We look out into his back yard, which has the benefit of a canopy of trees. “I’ll shoot the kids back here in the shade,” Tom says, referring to the subjects he uses for his images. “I have to be careful about direction of light. If the background has light coming at a certain direction, the figure or the elements that I place into the background have to have the light coming from the same direction. I’ll shoot on cloudy days or in the shadows. When I photograph my backgrounds it’s on cloudy days, too, so everything matches up.”
As the image comes together, Tom begins adjusting the color and the contrast. And then he begins fine-tuning it even further to soften hard edges so the figures blends into the background.
“So I’ll put it altogether in Photoshop, and I’ll typically have thirty or forty layers of stuff,” says Tom. “Every little thing, even if it’s a bird in the sky, gets an individual layer. And then in Photo Shop you can do adjustment layers.”
As the image finally emerges as Tom initially envisioned it, he has to make the most difficult decision of all. “The hardest part is knowing when you’re done,” he says. “With Photoshop it’s hard to stay out of the cornball range. If you try to do too much, or make it look too weird, it looks cornballish. I never want that.”
Tom Chambers’ work is now represented by art galleries here and abroad, including Chase Young Gallery in Boston, Gilman Contemporary in Sun Valley, Snap! In Orlando, and AFK Gallery in Lisbon, Portugal. And then there’s Photo-Eye in Santa Fe. “Photo-eye is one of the best galleries in the country,” says Tom. “It was a big deal getting picked up by them, and once I was on their website it was real high exposure, a lot of people were seeing my work.”
As I thumb through the book later in the afternoon, long after the interview is over, I am overwhelmed by the images. Some are edgy, others slightly melancholic. But what gets me about all of them is that each one in its distinctive way suggests that the center is failing away, that there is something terribly out of kilter, that there is innocence lost, that there may be, just beyond that stark horizon, a nameless dread; yet despite it all, or perhaps because of it all, there is a joy in that singular moment of being captured in that image, and a celebration of the strange complexity of the globe we must all share.
And as I look at these images that hint at what is not right, I think of my children and all of the animals we have known through the years, and our beloved Earth, and I can hear some of the last words Tom spoke to me in what seemed like disbelief.
“It’s almost too late right now to stop what’s happening,” he said. “It should have happened ten years ago. We can still do things to slow it down, and who knows . . .“
Tom stopped in the middle of that sentence as if he had struck a column of concrete. Reality gripped him. “Unfortunately people are too much about their wallet,” he said. “I don’t know what’s going to happen. I imagine we’re going to wind up destroying ourselves and at that point the world will rebound because we won’t be here.”

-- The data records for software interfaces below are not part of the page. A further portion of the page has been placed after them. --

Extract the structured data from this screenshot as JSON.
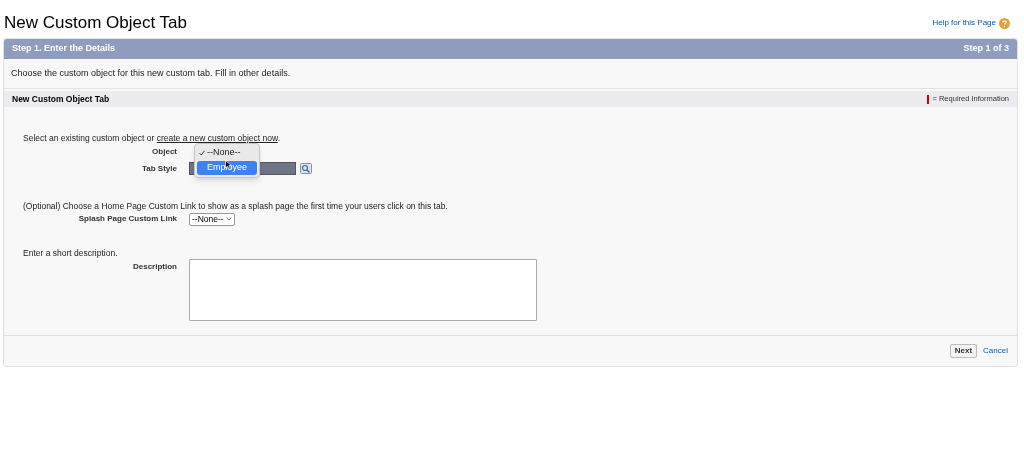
{
  "page_title": "New Custom Object Tab",
  "help_link": "Help for this Page",
  "step": {
    "title": "Step 1. Enter the Details",
    "counter": "Step 1 of 3"
  },
  "intro": "Choose the custom object for this new custom tab. Fill in other details.",
  "section": {
    "title": "New Custom Object Tab",
    "required_legend": "= Required Information"
  },
  "object_prompt": {
    "text": "Select an existing custom object or",
    "link": "create a new custom object now",
    "end": "."
  },
  "object_field": {
    "label": "Object",
    "options": [
      {
        "label": "--None--",
        "checked": true,
        "selected": false
      },
      {
        "label": "Employee",
        "checked": false,
        "selected": true
      }
    ]
  },
  "tab_style_field": {
    "label": "Tab Style"
  },
  "splash_prompt": "(Optional) Choose a Home Page Custom Link to show as a splash page the first time your users click on this tab.",
  "splash_field": {
    "label": "Splash Page Custom Link",
    "value": "--None--"
  },
  "description_prompt": "Enter a short description.",
  "description_field": {
    "label": "Description"
  },
  "buttons": [
    {
      "label": "Next",
      "kind": "button"
    },
    {
      "label": "Cancel",
      "kind": "link"
    }
  ]
}
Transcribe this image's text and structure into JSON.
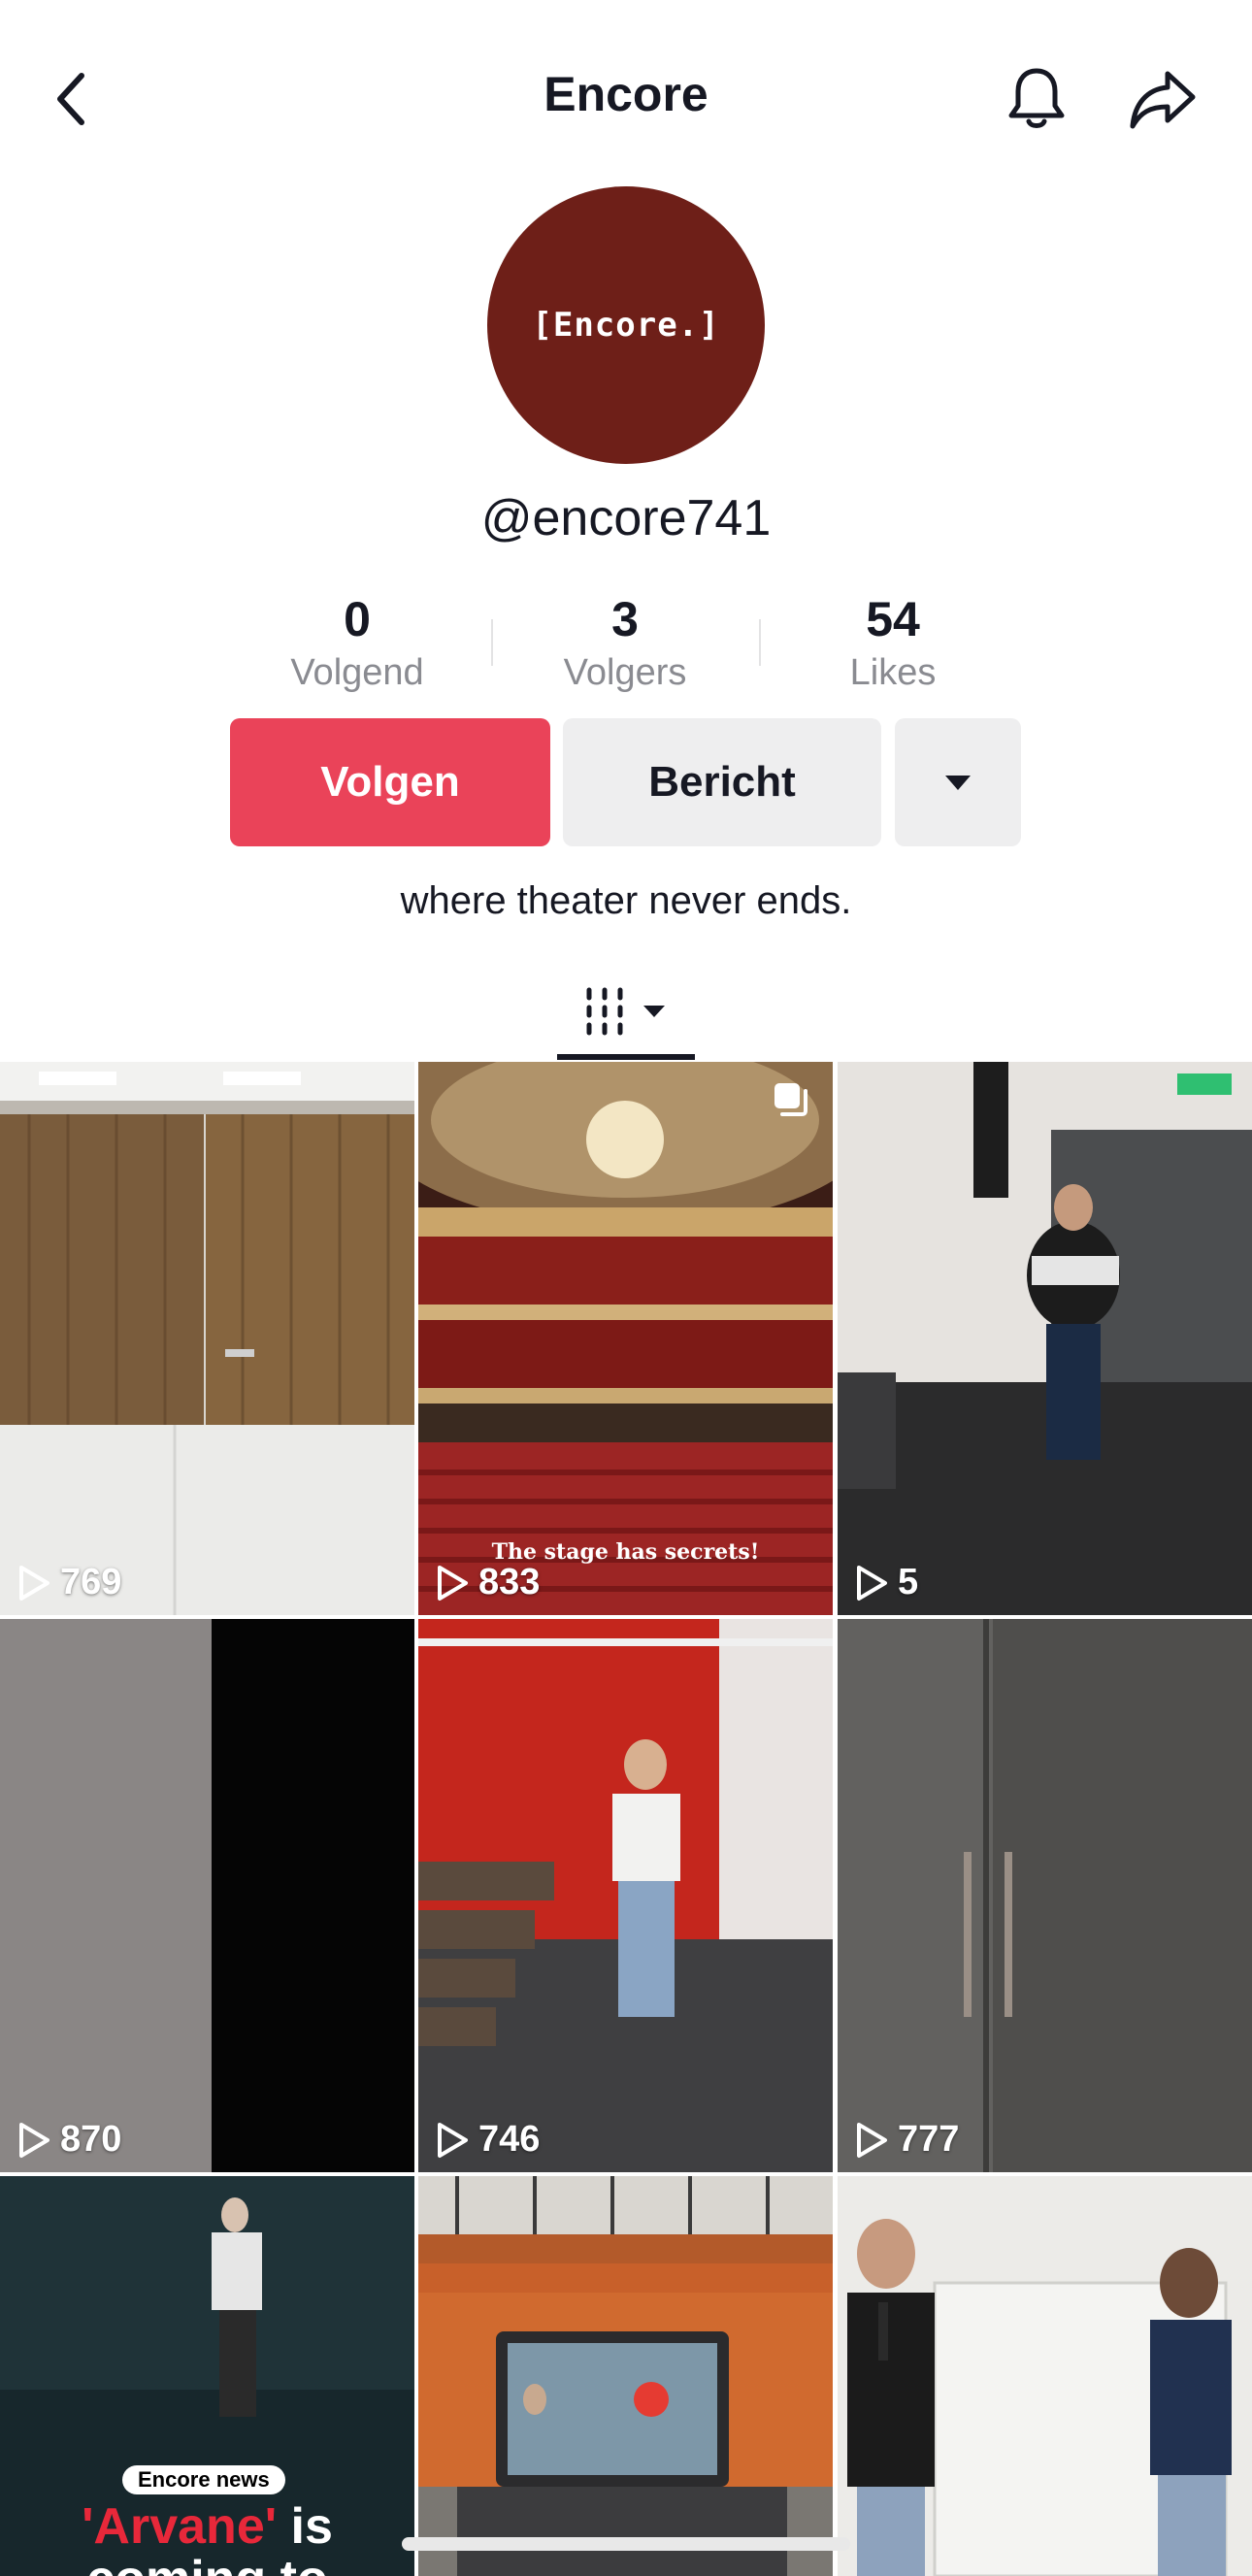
{
  "header": {
    "title": "Encore"
  },
  "profile": {
    "avatar_text": "[Encore.]",
    "username": "@encore741",
    "bio": "where theater never ends."
  },
  "stats": [
    {
      "value": "0",
      "label": "Volgend"
    },
    {
      "value": "3",
      "label": "Volgers"
    },
    {
      "value": "54",
      "label": "Likes"
    }
  ],
  "actions": {
    "follow_label": "Volgen",
    "message_label": "Bericht"
  },
  "tabs": {
    "videos_icon": "grid-columns-icon"
  },
  "videos": [
    {
      "views": "769"
    },
    {
      "views": "833",
      "caption": "The stage has secrets!"
    },
    {
      "views": "5"
    },
    {
      "views": "870"
    },
    {
      "views": "746"
    },
    {
      "views": "777"
    },
    {
      "badge": "Encore news",
      "headline_line1_red": "'Arvane'",
      "headline_line1_rest": " is",
      "headline_line2": "coming to"
    },
    {},
    {}
  ],
  "colors": {
    "accent": "#ea4359",
    "avatar_bg": "#6e1f18"
  }
}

But then there was a magic, and not the sleight-of-hand variety. Tom remembered the trips he and his wife had taken to Iceland. “You’d be driving along, and random steam would be shooting out of the ground, anywhere, everywhere,” Tom Chambers told me. “Iceland is one country that really has it down as far as ecological advancements. They are fully self-sufficient. It’s all hydroelectric, or they’re harnessing geothermal power.”
“Maybe,” he said. “We can learn.”